The GPU may generate a lot of pixels from only 3 vertices of a triangle, so it has strategies to forward this additional data with pixels. The default strategy is to weight each vertex of the triangle and interpolate the data between the vertices according to the position of the pixel inside the triangle. Another strategy is the simple copy of the data attached to the main vertex of the triangle (usually, any API lets you define the main vertex of a triangle).

Finally, the GPU forwards this pixel list and their respective data to the next step of the rendering pipeline.

3. Coloring pixels (Pixel/Fragment Shader)

In this last step, the GPU puts all the pixels of the triangles into the image.

In the same way during the vertices creation, it is possible to configure fully this step by setting a program, called Pixel/Fragment Shader program, which is going to tell the color of each pixel, in RGBA format.

The GPU executes this program for each pixel in the pixel list.

The previously attached data, output of the Vertex Shader program, passed from the rasterization step, is part of the inputs of this program.

Another input are images, defined through textures and samplers. These images are usually used during this step to get material information for each pixel (like color, shininess, etc.).

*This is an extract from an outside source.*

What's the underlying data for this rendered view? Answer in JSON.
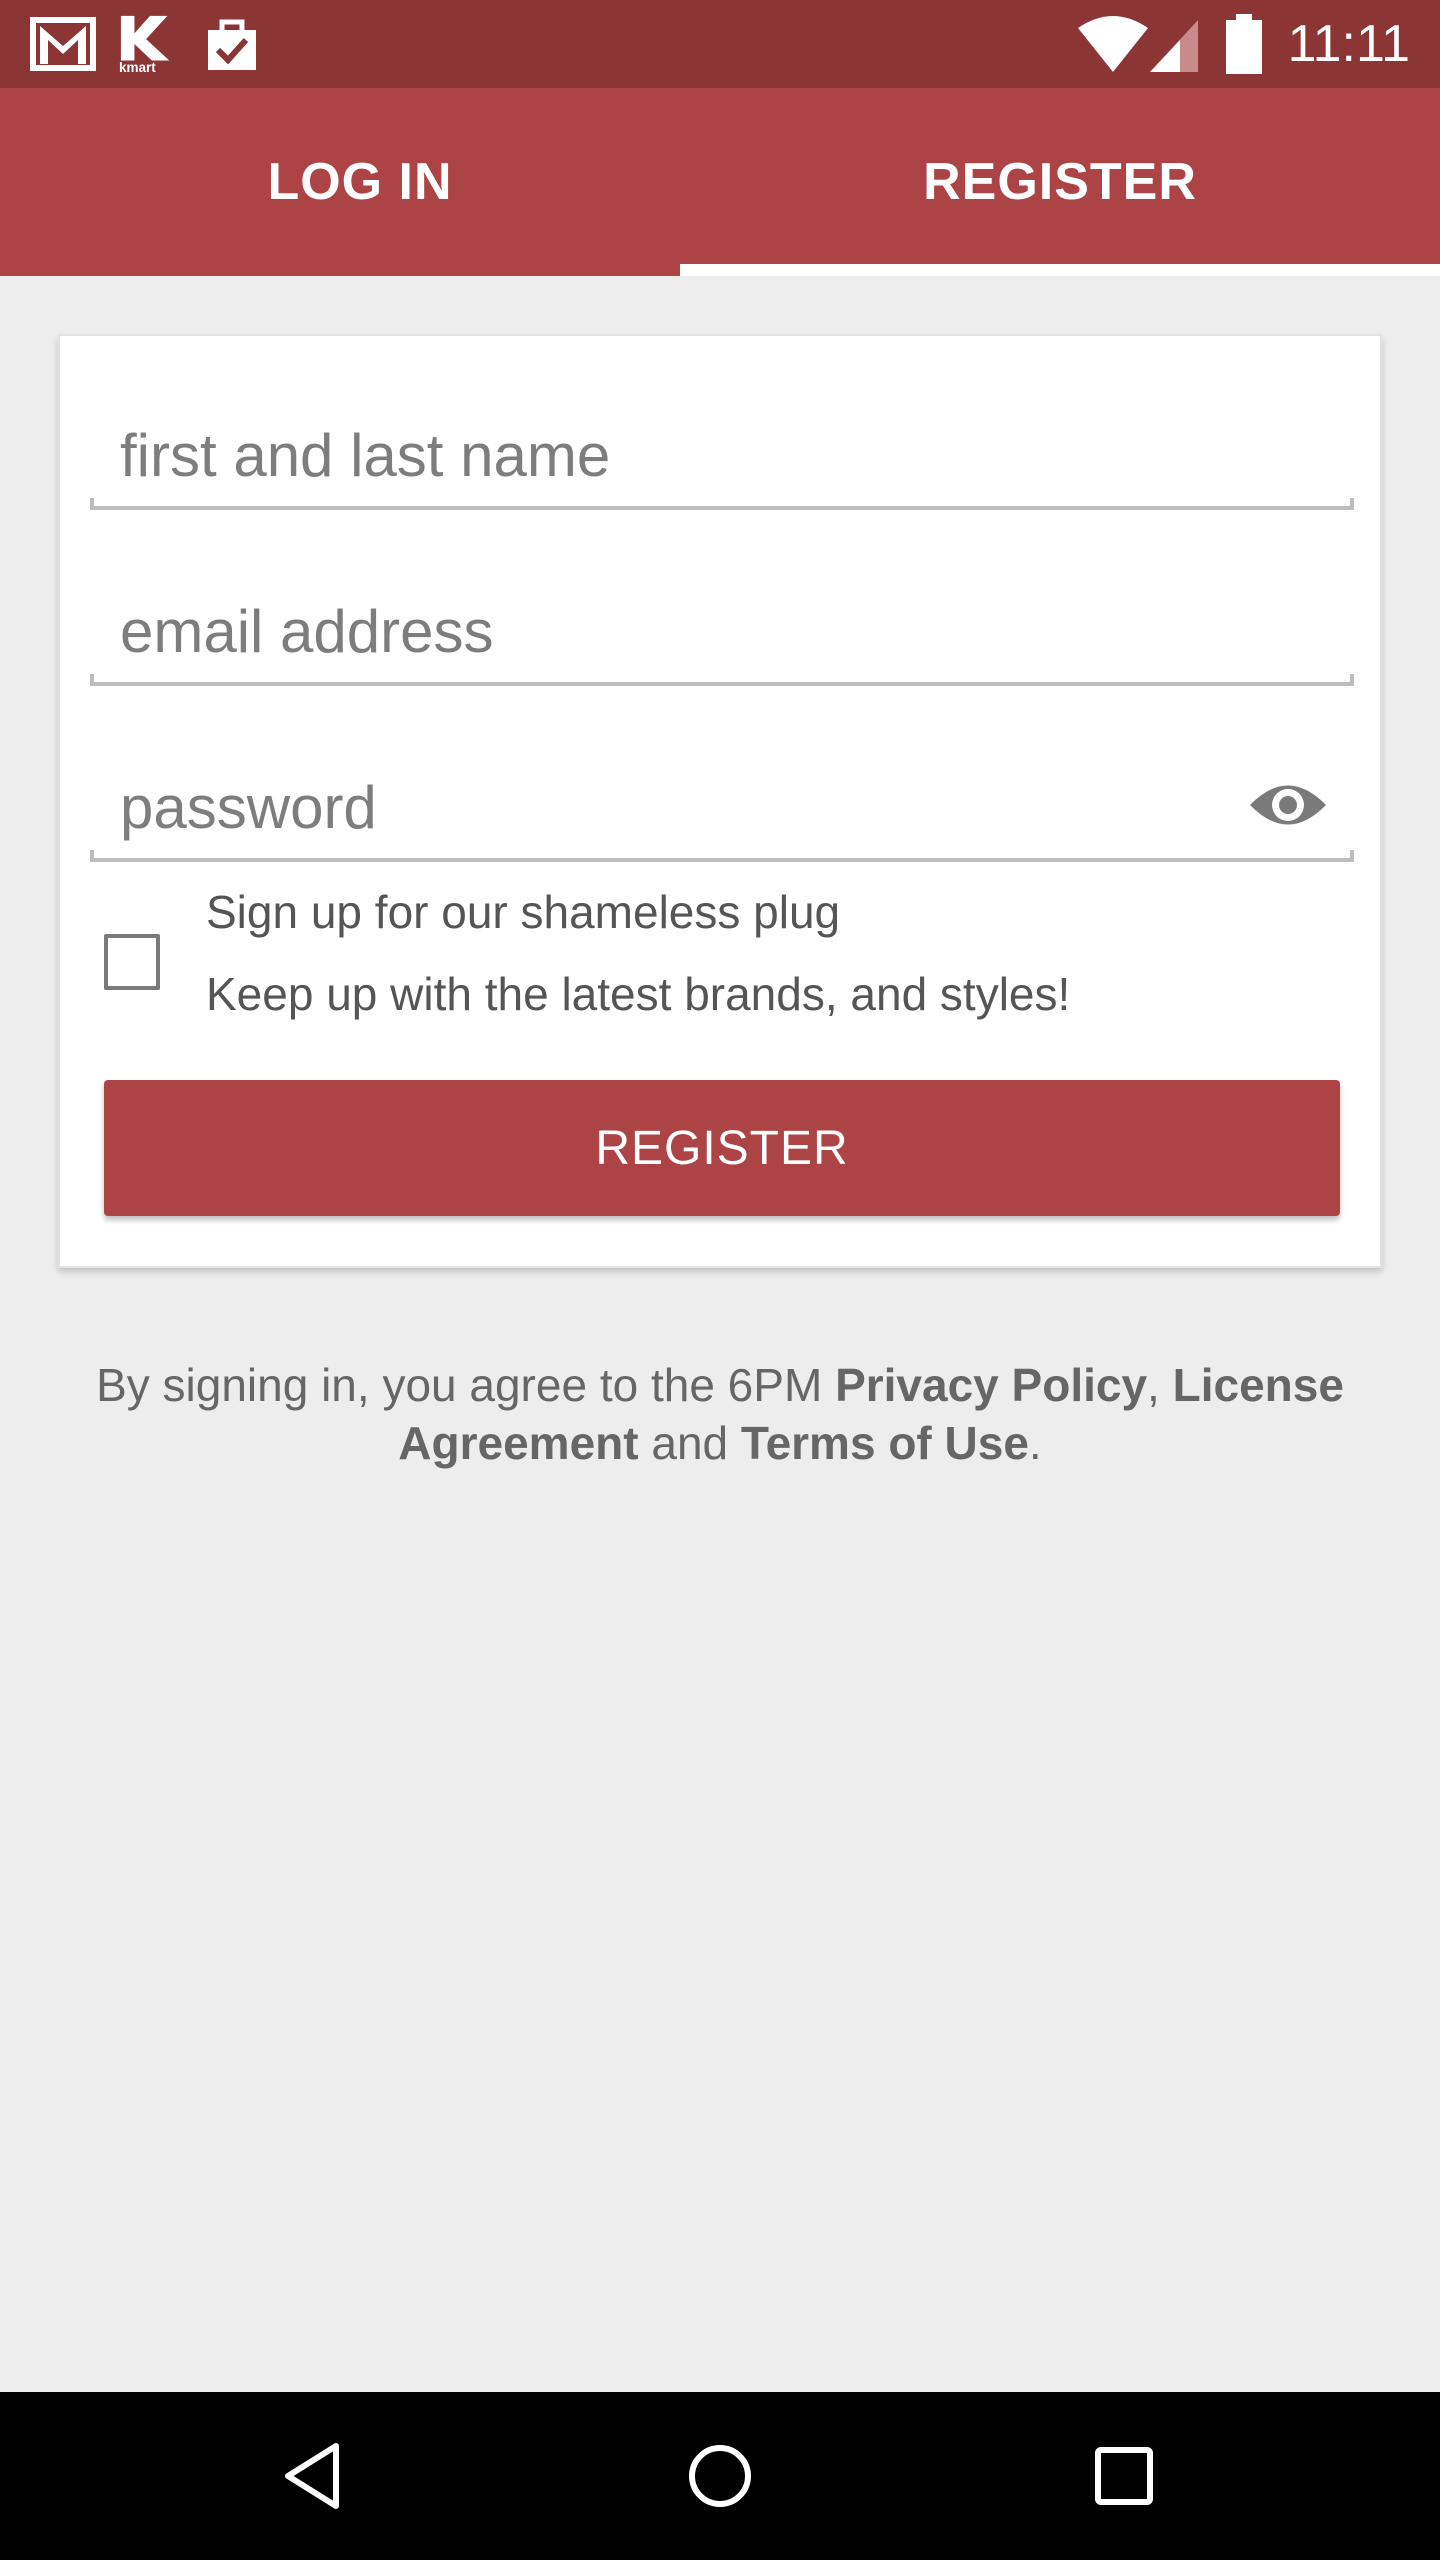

The output of the Pixel/Fragment Shader program is a color, the color of the pixel that the GPU executes the program for, and which is going into the image.